However, even if your healthcare provider reassures your husband about the baby's safety, don't be surprised if your guy still makes excuses. "It's common for men to avoid sex during late pregnancy," explains Dr. Hoskins. Your husband may view motherhood as an exalted position, so something as primitive as sex with you may take some getting used to. Finally, you not only look different right now, you feel different to him, too. Your breasts are bigger, your hips are wider, and your vaginal area is swollen. "The physical and subconscious landscapes may just feel too different for him to proceed as before," says Dr. Hoskins, "and he may avoid sex as a result."
In any case, you both owe it to your marriage to air your concerns and try to meet each other's sexual needs. You're just starting out on this amazing journey to parenthood, and making love will never be like it was before. Believe it or not, with the added intimacy of having a child together, it may be better than ever, but it will take communication and creativity on both your parts.
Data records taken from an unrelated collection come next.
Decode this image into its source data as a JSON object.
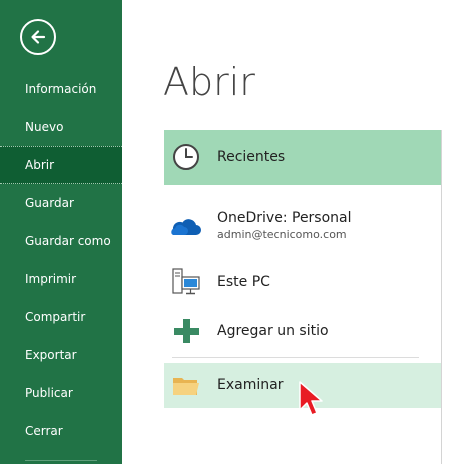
{
  "sidebar": {
    "items": [
      {
        "label": "Información"
      },
      {
        "label": "Nuevo"
      },
      {
        "label": "Abrir"
      },
      {
        "label": "Guardar"
      },
      {
        "label": "Guardar como"
      },
      {
        "label": "Imprimir"
      },
      {
        "label": "Compartir"
      },
      {
        "label": "Exportar"
      },
      {
        "label": "Publicar"
      },
      {
        "label": "Cerrar"
      }
    ],
    "selected": "Abrir"
  },
  "main": {
    "title": "Abrir",
    "locations": [
      {
        "label": "Recientes",
        "icon": "clock-icon",
        "selected": true
      },
      {
        "label": "OneDrive: Personal",
        "sublabel": "admin@tecnicomo.com",
        "icon": "cloud-icon"
      },
      {
        "label": "Este PC",
        "icon": "computer-icon"
      },
      {
        "label": "Agregar un sitio",
        "icon": "plus-icon"
      },
      {
        "label": "Examinar",
        "icon": "folder-icon",
        "hover": true
      }
    ]
  },
  "colors": {
    "sidebar_bg": "#217346",
    "sidebar_selected": "#0f5e33",
    "recientes_bg": "#a0d8b6",
    "examinar_hover_bg": "#d6efe0",
    "plus_green": "#3a8a63"
  }
}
The sooner you can start coming clean about your sexual fears and needs, the stronger your marriage will be.
Holly Robinson lives with her husband and their five kids outside of Boston.
Originally published in American Baby magazine, December 2004.